SUDAN: Gender-based violence still rampant in Darfur, say aid agencies


NYALA, 5 Dec 2005 (IRIN) - Humanitarian agencies have called for increased efforts to prevent sexual and gender-based violence (GBV) in war-torn western Sudan, saying such acts against women violate their human rights.

The call was made during a meeting in Nyala, the capital of South Darfur State at the start of the 16 Days of Activism Against Gender Violence campaign, on 25 November.

The campaign links 25 November, the International Day Against Violence Against Women and 10 December, International Human Rights Day. 'Violence is not inevitable,' said Hassan Mohtashami, a UN Population Fund (UNFPA) representative in Sudan. 'Rather, it is often predictable and preventable. A number of interventions can be promising and effective in preventing violence and reducing the harm caused when it does occur.'

UNFPA has been mandated to initiate GBV prevention and treatment programmes in Darfur. It is working with federal and state officials to implement measures to protect women and girls, change harmful policies and build the capacity of UN agencies, government institutions and NGOs in the region.

'The impact of the conflict is very clear in all aspects of life. But it's more clear on women, children, and the elderly because they are most fragile,' noted Elhaj Atalmnan Idris, the deputy governor of South Darfur.

'I hope that we can learn to respect women and appreciate their role in life as the mother, the sister, the daughter, the colleague in the office,' he added.

GBV, particularly the rape of women and girls by armed groups, has been widely reported throughout Darfur.

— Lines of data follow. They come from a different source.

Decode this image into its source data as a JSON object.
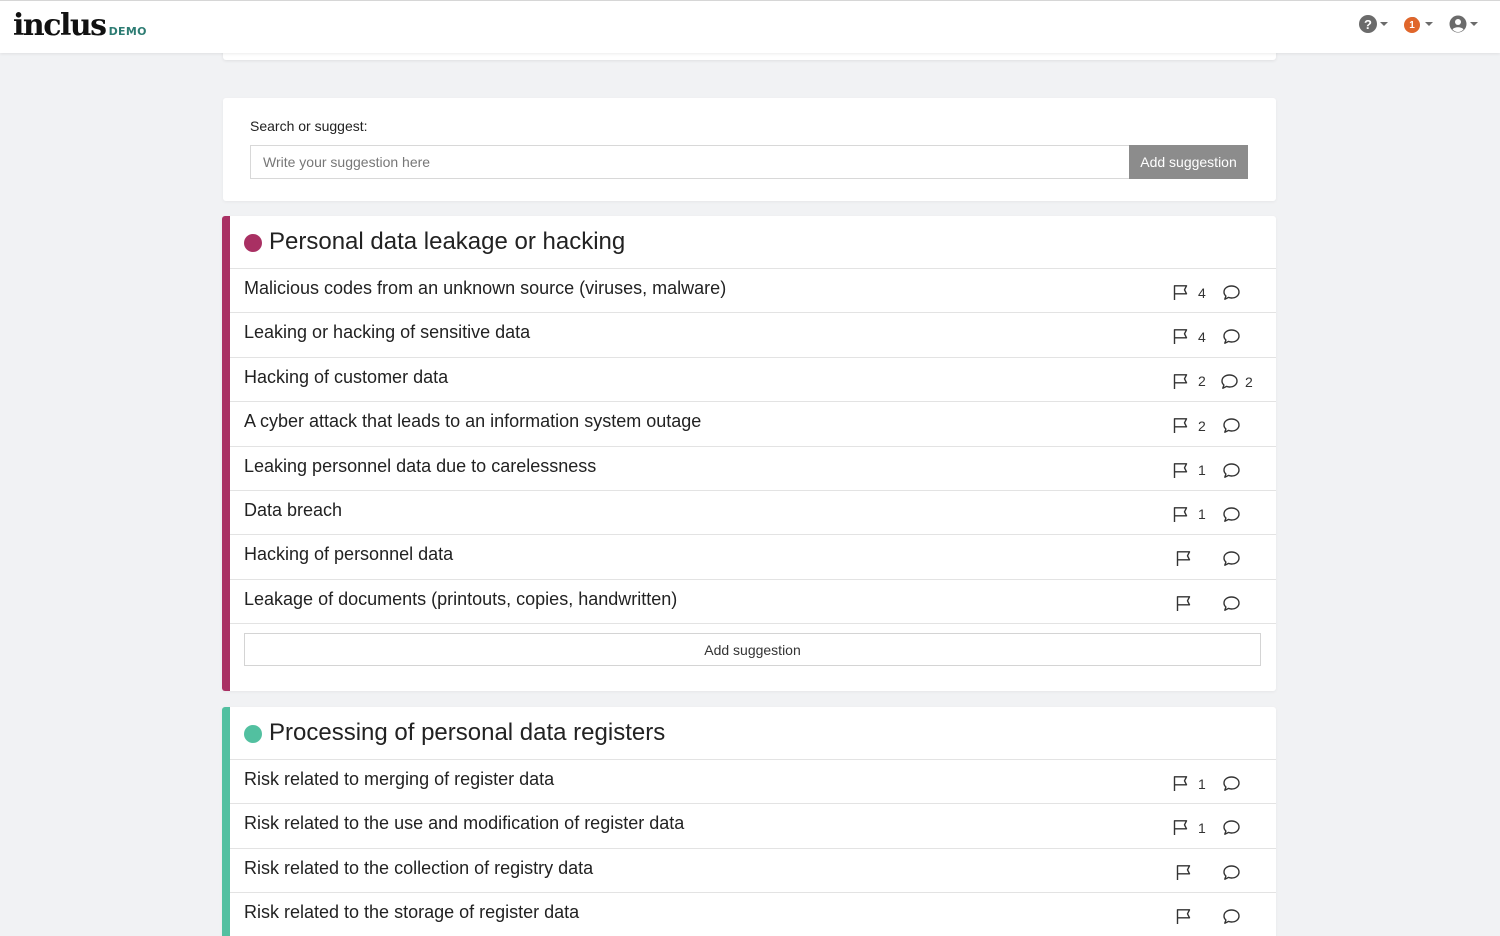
{
  "brand": {
    "name": "inclus",
    "tag": "DEMO"
  },
  "nav": {
    "help_glyph": "?",
    "notifications_count": "1"
  },
  "search": {
    "label": "Search or suggest:",
    "placeholder": "Write your suggestion here",
    "button_label": "Add suggestion"
  },
  "categories": [
    {
      "title": "Personal data leakage or hacking",
      "color": "#a93063",
      "add_label": "Add suggestion",
      "risks": [
        {
          "title": "Malicious codes from an unknown source (viruses, malware)",
          "flags": "4",
          "comments": ""
        },
        {
          "title": "Leaking or hacking of sensitive data",
          "flags": "4",
          "comments": ""
        },
        {
          "title": "Hacking of customer data",
          "flags": "2",
          "comments": "2"
        },
        {
          "title": "A cyber attack that leads to an information system outage",
          "flags": "2",
          "comments": ""
        },
        {
          "title": "Leaking personnel data due to carelessness",
          "flags": "1",
          "comments": ""
        },
        {
          "title": "Data breach",
          "flags": "1",
          "comments": ""
        },
        {
          "title": "Hacking of personnel data",
          "flags": "",
          "comments": ""
        },
        {
          "title": "Leakage of documents (printouts, copies, handwritten)",
          "flags": "",
          "comments": ""
        }
      ]
    },
    {
      "title": "Processing of personal data registers",
      "color": "#52c0a0",
      "risks": [
        {
          "title": "Risk related to merging of register data",
          "flags": "1",
          "comments": ""
        },
        {
          "title": "Risk related to the use and modification of register data",
          "flags": "1",
          "comments": ""
        },
        {
          "title": "Risk related to the collection of registry data",
          "flags": "",
          "comments": ""
        },
        {
          "title": "Risk related to the storage of register data",
          "flags": "",
          "comments": ""
        }
      ]
    }
  ]
}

According to state records, however, only five cases of rape have been prosecuted, resulting in three convictions so far.

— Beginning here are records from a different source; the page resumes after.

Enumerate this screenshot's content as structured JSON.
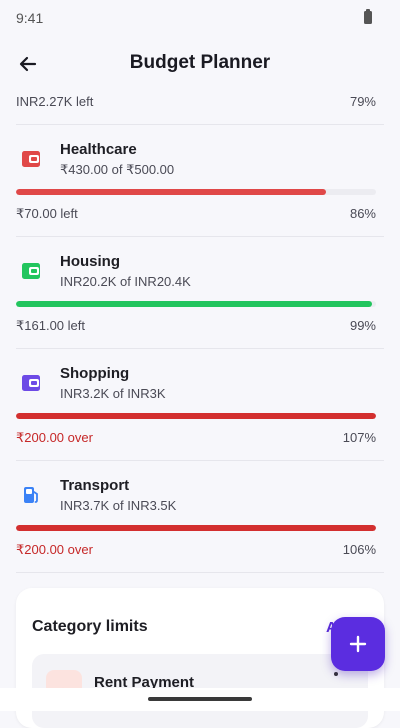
{
  "status_bar": {
    "time": "9:41"
  },
  "app_bar": {
    "title": "Budget Planner",
    "back_icon": "arrow-left-icon"
  },
  "previous_row": {
    "left_text": "INR2.27K left",
    "percent": "79%"
  },
  "categories": [
    {
      "name": "Healthcare",
      "amount": "₹430.00 of ₹500.00",
      "icon": "wallet-icon",
      "color": "#E04848",
      "progress": 0.86,
      "status": "₹70.00 left",
      "percent": "86%",
      "over": false
    },
    {
      "name": "Housing",
      "amount": "INR20.2K of INR20.4K",
      "icon": "wallet-icon",
      "color": "#22C55E",
      "progress": 0.99,
      "status": "₹161.00 left",
      "percent": "99%",
      "over": false
    },
    {
      "name": "Shopping",
      "amount": "INR3.2K of INR3K",
      "icon": "wallet-icon",
      "color": "#6D4AE6",
      "progress": 1.0,
      "bar_color": "#D32F2F",
      "status": "₹200.00 over",
      "percent": "107%",
      "over": true
    },
    {
      "name": "Transport",
      "amount": "INR3.7K of INR3.5K",
      "icon": "fuel-pump-icon",
      "color": "#3B82F6",
      "progress": 1.0,
      "bar_color": "#D32F2F",
      "status": "₹200.00 over",
      "percent": "106%",
      "over": true
    }
  ],
  "limits_card": {
    "title": "Category limits",
    "action_label": "A",
    "item": {
      "title": "Rent Payment",
      "icon": "home-icon"
    }
  },
  "fab": {
    "icon": "plus-icon"
  }
}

An important impediment to the effective prosecution of perpetrators is a mandatory form, known as Form 8, which women are required to fill out in the event of a rape before being attended to by police or medical personnel.

Aid workers said the sensitive nature of GBV makes women reluctant to fill in the form. Many of them therefore do not report the crime or receive timely medical treatment.

The deputy governor insisted, however, that this form was no longer mandatory. According to Decree 17, which the governor signed on 6 March, women in South Darfur should have access to medical attention without having to fill out the form.

'We believe firmly that the humanitarian situation has witnessed a remarkable improvement. But we are still looking for more opportunities, more improvements,' Idris stated.

Mohtashami said actions that could prevent GBV included educational programmes in schools, educating families and peer groups to prevent child abuse and youth violence, improving emergency response systems and providing trauma care and access to health services.

'Violence continues to terrorise millions of women and girls regardless of geography, race or socioeconomic status,' Mohtashami noted.

Globally, the UNFPA representative added, one in every three women suffers some form of violence in her lifetime and one in four will suffer violence by an intimate partner.

An earlier report released by UNFPA and the UN Children's Fund said a study had shown that sexual violence was consistently reported during attacks on villages - especially when women and girls left the camps.

'Although the women ... were asked no direct questions with regard to sexual and GBV, the issue came up in most focus groups when discussing the health impacts of the conflict,' observed Roselidah Ondeko, GBV team leader for UNFPA, at the time.

'Unmarried girls were the most affected, and some did not seek health care in clinics due to stigma and shame,' the report said. Women in the focus groups cited 'physical injuries due to beatings, rape, miscarriages, excessive bleeding or injuries sustained during flight from the enemies' as some of the health problems they had suffered.

Sexually transmitted diseases, malnutrition, irregular menstrual cycles and psychological disturbances such as nightmares were also frequently mentioned by the women.

The Darfur conflict pits Sudanese government troops and allied militias like the Janjawid against two main rebel groups, the Sudanese Liberation Army/ Movement and the Justice and Equality Movement, who claim to be fighting against the marginalisation of their region by Khartoum.

According to the UN, some 3.4 million people continue to be affected by the conflict, of whom 1.8 million are internally displaced and 200,000 have fled to neighbouring Chad. The majority of those affected are women and children.